The ‘infuriating’ Carl Andre

Times art critic Christopher Knight writes that minimalist sculptor Carl Andre, the subject of a retrospective at the Museum of Contemporary Art, “has been infuriating people for half a century.” Some have criticized the nature of his work, made with unadulterated industrial materials. Others have taken issue with Andre’s personal life: In the ’80s, the artist was charged and acquitted in the death of his wife, artist Ana Mendieta. “I’m glad the retrospective overview is here,” writes Knight, “and I’m glad that it was greeted with protests.” Los Angeles Times

Beverly Hills Koons-hall

Jeff Koons and his gazing balls are in town for his first Los Angeles show in five years at the Gagosian gallery in Beverly Hills. “What all these different works share in common is the use of reflection,” he tells The Times’ Deborah Vankin. “It’s affirming you, it’s affirming any movement you may make, everything’s dependent on you.” I’m good enough, I’m smart enough, and doggone it, people like me. Los Angeles Times

Art in a time of tumult

L.A. painter Mark Bradford is representing the United States at the Venice Biennale in Italy, which opens this month. At a time of great political change, it became a fraught task. “Making this body of work became very, very emotional for me,” he tells Jori Finkel. “I felt I was making it in a house that was burning.” New York Times

Beethoven with a side of politics

Jeffrey Kahane staged his penultimate weekend concert as music director of the Los Angeles Chamber Orchestra with what Times classical music critic Mark Swed describes as a “galvanizing performance” of Beethoven’s Ninth Symphony, known as the “Ode to Joy.” It was a presentation that included a dive into politics, since elements of the composition have been embraced for purposes both sinister and enlightened.
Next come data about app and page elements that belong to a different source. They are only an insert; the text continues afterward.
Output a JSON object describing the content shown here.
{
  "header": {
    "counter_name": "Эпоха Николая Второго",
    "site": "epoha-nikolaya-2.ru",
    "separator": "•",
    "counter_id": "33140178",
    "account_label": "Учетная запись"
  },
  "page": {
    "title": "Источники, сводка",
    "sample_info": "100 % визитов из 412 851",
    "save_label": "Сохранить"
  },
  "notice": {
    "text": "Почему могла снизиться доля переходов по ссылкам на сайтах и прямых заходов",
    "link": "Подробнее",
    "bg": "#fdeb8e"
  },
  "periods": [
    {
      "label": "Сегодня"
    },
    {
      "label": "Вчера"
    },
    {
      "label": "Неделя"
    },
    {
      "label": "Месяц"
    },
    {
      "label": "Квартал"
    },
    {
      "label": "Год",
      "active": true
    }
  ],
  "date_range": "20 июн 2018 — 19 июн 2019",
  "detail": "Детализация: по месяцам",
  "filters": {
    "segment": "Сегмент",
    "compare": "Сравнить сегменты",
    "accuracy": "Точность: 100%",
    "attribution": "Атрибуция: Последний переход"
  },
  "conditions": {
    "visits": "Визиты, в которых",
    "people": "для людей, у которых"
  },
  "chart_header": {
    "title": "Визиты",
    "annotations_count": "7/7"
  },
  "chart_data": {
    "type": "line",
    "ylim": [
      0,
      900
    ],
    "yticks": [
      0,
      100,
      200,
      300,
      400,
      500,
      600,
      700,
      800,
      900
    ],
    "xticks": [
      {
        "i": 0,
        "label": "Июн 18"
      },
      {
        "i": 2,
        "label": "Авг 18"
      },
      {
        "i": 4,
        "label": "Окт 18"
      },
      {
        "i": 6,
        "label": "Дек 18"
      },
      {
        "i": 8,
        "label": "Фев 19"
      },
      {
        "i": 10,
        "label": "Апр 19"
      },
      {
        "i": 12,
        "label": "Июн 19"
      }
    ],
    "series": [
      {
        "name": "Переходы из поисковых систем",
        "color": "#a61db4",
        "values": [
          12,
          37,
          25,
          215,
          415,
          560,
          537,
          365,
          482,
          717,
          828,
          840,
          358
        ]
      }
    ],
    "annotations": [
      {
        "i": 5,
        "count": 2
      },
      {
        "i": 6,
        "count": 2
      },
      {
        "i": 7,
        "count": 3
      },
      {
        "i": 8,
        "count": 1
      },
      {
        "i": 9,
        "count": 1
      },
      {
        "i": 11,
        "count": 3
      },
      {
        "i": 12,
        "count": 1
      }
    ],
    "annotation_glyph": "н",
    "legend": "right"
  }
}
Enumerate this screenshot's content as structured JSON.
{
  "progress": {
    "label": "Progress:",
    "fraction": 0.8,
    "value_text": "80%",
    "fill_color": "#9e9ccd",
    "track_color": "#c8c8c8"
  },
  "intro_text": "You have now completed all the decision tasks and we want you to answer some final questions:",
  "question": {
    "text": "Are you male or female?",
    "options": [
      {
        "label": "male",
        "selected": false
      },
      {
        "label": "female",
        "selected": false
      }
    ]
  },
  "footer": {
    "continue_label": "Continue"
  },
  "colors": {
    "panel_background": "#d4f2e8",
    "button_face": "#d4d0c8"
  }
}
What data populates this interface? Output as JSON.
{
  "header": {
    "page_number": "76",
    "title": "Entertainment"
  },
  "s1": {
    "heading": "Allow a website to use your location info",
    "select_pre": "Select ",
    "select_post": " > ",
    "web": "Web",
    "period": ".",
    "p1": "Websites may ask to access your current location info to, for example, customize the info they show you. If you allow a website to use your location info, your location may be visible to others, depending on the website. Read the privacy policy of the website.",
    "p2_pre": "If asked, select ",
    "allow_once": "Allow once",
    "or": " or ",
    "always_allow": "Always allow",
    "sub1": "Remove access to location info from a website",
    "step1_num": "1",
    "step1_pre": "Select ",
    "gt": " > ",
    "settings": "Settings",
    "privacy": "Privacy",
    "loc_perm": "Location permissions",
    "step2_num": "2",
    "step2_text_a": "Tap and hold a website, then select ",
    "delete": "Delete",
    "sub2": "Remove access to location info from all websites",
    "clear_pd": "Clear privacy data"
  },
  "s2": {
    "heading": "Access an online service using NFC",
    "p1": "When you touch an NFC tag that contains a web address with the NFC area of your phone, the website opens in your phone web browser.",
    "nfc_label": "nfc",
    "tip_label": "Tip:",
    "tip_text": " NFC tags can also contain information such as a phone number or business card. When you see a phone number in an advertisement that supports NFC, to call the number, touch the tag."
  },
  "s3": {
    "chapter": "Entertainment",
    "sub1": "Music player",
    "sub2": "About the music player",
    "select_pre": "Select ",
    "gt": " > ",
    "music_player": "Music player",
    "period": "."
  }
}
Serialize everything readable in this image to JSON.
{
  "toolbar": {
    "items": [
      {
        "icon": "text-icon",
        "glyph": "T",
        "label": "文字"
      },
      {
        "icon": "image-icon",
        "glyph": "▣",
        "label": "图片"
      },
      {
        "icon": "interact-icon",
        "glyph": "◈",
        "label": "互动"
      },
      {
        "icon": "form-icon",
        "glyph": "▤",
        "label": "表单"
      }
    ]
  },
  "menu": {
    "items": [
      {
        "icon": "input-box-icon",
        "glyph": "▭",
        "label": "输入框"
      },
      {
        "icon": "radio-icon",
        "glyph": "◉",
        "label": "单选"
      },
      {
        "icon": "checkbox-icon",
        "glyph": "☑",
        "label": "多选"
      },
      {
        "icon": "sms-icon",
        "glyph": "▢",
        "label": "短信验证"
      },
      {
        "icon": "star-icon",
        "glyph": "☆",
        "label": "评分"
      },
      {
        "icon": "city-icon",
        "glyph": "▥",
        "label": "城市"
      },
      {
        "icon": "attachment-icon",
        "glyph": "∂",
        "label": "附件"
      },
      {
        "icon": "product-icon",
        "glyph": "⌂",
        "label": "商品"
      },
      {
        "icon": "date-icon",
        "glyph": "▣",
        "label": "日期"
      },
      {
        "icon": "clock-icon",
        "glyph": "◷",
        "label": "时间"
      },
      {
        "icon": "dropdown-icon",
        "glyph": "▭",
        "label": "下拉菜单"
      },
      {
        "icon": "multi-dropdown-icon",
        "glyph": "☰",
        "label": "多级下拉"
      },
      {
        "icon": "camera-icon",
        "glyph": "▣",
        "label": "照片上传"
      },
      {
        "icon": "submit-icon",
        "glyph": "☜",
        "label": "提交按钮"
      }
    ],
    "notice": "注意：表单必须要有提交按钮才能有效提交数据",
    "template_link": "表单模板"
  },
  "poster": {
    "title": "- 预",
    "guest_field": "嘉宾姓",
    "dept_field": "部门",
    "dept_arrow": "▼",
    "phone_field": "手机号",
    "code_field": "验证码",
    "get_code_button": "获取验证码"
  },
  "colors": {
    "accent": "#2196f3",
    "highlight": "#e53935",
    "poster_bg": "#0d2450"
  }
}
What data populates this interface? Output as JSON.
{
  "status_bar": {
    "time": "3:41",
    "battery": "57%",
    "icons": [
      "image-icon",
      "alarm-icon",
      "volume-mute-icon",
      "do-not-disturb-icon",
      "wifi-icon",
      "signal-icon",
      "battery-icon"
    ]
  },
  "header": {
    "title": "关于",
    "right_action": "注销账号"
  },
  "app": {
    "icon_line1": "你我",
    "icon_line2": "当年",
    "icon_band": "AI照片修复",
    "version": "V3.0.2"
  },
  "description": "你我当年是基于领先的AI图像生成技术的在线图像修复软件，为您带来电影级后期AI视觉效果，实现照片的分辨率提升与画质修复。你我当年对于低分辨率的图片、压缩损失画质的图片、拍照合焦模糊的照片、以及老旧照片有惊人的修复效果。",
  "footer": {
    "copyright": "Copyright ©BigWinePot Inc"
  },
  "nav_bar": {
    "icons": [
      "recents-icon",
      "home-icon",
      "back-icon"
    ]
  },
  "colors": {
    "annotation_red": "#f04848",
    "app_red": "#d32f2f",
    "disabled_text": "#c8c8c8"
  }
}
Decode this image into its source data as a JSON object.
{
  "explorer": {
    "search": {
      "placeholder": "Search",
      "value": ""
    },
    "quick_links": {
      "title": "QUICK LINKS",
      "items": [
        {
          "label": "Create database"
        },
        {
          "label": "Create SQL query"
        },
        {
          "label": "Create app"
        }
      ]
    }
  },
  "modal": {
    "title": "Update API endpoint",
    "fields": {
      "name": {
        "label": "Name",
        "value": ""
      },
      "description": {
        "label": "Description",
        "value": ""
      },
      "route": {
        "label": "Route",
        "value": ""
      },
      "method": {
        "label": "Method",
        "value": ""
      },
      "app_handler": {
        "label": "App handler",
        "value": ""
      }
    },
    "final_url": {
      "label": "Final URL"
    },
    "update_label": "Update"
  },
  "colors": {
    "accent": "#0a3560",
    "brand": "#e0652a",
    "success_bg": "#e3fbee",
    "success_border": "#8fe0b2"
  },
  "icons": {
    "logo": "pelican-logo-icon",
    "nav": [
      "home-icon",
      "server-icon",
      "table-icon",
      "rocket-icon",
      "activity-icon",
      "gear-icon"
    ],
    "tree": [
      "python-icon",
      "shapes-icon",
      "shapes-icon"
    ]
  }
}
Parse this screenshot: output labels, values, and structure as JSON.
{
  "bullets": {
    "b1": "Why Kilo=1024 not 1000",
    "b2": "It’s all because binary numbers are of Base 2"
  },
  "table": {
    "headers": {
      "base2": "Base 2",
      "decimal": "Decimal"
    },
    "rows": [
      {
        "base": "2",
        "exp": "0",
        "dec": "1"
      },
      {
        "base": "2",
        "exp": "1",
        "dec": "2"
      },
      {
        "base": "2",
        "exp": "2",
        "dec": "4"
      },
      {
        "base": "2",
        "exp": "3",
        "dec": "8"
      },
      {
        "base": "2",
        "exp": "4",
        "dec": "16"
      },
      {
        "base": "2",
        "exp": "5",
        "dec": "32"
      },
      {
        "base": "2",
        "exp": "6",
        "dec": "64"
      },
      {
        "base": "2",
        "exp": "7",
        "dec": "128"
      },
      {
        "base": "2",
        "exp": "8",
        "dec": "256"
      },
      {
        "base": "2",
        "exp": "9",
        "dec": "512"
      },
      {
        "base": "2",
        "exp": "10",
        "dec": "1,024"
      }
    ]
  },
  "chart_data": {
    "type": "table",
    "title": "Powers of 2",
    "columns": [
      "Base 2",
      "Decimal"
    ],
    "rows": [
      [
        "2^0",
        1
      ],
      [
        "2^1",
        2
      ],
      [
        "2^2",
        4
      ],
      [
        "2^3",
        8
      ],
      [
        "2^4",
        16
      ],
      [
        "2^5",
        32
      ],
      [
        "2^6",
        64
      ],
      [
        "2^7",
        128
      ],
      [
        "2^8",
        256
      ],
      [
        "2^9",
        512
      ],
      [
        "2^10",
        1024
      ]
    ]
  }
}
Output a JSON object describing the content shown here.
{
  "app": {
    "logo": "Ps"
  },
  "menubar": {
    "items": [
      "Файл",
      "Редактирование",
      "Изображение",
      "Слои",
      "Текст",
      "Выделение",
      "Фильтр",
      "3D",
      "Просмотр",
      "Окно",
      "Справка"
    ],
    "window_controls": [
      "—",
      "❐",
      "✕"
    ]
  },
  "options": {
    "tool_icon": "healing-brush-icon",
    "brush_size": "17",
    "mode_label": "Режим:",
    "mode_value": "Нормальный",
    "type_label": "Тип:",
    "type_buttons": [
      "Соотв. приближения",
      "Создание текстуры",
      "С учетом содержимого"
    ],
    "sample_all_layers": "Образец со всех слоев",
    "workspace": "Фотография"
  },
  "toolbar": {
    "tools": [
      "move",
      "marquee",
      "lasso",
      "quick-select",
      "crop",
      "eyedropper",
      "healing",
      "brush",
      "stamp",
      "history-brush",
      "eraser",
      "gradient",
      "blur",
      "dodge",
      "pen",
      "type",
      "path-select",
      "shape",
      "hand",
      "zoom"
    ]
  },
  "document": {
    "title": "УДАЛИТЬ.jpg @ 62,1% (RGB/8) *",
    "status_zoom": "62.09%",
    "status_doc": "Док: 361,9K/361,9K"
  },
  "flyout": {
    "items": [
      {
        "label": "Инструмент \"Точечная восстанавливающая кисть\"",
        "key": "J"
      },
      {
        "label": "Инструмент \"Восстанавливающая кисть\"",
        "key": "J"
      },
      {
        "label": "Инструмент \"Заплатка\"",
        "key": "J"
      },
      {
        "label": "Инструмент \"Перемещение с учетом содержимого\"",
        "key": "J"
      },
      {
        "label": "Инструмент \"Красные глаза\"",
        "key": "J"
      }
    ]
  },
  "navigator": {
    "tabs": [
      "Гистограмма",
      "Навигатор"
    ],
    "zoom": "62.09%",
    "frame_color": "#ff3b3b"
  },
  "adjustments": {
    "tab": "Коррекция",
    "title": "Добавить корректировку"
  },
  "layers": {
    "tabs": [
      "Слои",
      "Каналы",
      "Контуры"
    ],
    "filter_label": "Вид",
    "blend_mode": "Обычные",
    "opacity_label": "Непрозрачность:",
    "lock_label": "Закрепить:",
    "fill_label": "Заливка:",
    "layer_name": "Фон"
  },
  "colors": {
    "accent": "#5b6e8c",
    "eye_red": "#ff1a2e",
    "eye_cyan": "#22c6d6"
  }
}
Los Angeles Times

Because too much Swed is never enough: Our critic looks at how the Monday Evening Concert Series at the Colburn School in Los Angeles is bringing all kinds of complex and rarely performed music to eager audiences, and he took in an “electrifying” show by the Los Angeles Philharmonic, led by guest conductor David Robertson.

A play that is like a writer’s room

Setting: a conference room. The characters: a group of storytellers who have come to pitch their narrative concepts. That’s the basis of Annie Baker’s new play, “The Antipodes,” on view through mid-June at the Pershing Square Signature Center. The play is as much a story about stories as it is about group dynamics. “The show is brought to life by a strong ensemble cast that features many different shades of masculinity,” writes Times theater critic Charles McNulty. But, he observes, it’s still working out the balance between slow-motion observation and “daring non-naturalistic flourishes.” Los Angeles Times